- _Task details_: Your answer should be one number: how many lines of the data include the string "What"?

- _Supplied information_:
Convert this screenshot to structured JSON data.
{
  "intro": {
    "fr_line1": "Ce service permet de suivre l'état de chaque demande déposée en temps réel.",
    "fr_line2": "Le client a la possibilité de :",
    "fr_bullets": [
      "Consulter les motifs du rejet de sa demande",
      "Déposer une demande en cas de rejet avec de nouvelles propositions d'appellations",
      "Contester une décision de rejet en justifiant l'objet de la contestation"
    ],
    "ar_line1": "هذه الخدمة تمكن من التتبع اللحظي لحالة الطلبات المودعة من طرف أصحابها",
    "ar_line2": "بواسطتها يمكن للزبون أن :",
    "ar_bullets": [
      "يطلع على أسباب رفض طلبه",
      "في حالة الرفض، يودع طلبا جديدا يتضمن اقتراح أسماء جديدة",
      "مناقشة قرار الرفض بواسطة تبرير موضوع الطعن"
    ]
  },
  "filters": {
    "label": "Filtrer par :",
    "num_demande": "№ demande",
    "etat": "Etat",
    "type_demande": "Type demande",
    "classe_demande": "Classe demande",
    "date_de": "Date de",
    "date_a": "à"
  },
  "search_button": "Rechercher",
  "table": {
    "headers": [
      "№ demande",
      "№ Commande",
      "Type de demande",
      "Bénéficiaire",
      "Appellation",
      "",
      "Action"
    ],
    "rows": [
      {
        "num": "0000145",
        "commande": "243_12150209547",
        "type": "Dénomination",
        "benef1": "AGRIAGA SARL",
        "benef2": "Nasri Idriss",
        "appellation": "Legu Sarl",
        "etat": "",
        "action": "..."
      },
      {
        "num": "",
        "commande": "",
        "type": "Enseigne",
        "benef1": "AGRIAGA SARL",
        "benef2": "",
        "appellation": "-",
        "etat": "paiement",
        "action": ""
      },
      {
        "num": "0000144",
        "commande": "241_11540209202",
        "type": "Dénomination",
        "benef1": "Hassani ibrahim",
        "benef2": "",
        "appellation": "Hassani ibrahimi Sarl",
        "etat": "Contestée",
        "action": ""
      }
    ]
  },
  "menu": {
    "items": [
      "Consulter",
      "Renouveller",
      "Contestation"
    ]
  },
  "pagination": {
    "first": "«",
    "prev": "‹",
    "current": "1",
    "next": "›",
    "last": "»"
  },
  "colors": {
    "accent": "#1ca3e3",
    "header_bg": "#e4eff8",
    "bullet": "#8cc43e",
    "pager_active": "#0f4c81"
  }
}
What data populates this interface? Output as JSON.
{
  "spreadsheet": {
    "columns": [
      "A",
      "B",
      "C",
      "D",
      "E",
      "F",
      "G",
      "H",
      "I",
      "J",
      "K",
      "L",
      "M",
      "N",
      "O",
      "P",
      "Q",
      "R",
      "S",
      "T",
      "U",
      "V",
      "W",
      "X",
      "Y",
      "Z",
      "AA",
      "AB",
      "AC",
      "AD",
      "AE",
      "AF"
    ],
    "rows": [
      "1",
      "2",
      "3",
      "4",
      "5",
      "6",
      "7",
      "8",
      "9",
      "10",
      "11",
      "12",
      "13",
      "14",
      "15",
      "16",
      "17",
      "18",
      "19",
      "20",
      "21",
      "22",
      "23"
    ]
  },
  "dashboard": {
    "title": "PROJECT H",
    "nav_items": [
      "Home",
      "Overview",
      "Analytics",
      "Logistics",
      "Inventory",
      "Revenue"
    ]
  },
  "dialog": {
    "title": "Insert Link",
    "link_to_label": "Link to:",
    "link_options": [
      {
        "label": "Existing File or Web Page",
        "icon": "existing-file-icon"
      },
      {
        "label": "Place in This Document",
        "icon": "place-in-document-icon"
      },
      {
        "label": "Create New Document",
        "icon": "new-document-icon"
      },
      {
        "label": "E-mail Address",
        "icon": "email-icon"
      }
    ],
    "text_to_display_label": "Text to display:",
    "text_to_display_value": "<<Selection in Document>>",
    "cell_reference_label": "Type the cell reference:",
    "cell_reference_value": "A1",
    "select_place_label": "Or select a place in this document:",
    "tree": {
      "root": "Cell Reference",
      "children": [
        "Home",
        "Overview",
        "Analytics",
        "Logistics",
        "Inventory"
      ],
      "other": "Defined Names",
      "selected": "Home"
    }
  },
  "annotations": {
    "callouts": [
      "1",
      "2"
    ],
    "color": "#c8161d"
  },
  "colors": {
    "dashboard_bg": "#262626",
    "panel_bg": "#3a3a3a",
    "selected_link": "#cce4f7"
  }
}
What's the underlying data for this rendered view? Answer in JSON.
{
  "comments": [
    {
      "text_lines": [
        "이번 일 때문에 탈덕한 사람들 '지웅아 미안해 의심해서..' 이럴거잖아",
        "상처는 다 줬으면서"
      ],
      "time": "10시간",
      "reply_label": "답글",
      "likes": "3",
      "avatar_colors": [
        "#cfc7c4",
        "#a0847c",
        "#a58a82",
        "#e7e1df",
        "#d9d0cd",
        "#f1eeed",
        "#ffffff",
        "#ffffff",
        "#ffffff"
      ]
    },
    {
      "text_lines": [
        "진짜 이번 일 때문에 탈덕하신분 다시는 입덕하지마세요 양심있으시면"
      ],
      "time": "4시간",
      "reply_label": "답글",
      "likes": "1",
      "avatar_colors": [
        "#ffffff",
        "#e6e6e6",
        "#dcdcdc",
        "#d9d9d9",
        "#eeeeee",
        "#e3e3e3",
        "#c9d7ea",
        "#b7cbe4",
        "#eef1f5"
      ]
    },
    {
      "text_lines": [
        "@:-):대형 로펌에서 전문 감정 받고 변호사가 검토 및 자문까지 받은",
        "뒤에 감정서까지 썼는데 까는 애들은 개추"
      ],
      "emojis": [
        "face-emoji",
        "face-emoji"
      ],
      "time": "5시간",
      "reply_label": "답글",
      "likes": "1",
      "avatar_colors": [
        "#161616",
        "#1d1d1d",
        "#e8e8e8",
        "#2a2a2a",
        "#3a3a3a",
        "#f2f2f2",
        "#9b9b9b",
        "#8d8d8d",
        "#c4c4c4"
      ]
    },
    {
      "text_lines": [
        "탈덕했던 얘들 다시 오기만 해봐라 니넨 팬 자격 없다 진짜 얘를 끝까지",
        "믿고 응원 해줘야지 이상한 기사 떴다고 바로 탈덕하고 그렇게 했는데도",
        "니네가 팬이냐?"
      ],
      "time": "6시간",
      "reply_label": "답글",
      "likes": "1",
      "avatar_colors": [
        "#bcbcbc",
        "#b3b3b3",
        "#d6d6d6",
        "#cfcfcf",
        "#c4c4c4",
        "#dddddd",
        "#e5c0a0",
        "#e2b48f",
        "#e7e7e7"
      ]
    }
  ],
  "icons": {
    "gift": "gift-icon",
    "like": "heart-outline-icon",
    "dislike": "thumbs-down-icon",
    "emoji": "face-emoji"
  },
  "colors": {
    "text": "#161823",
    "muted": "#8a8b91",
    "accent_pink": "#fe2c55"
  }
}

- _Response area_: 2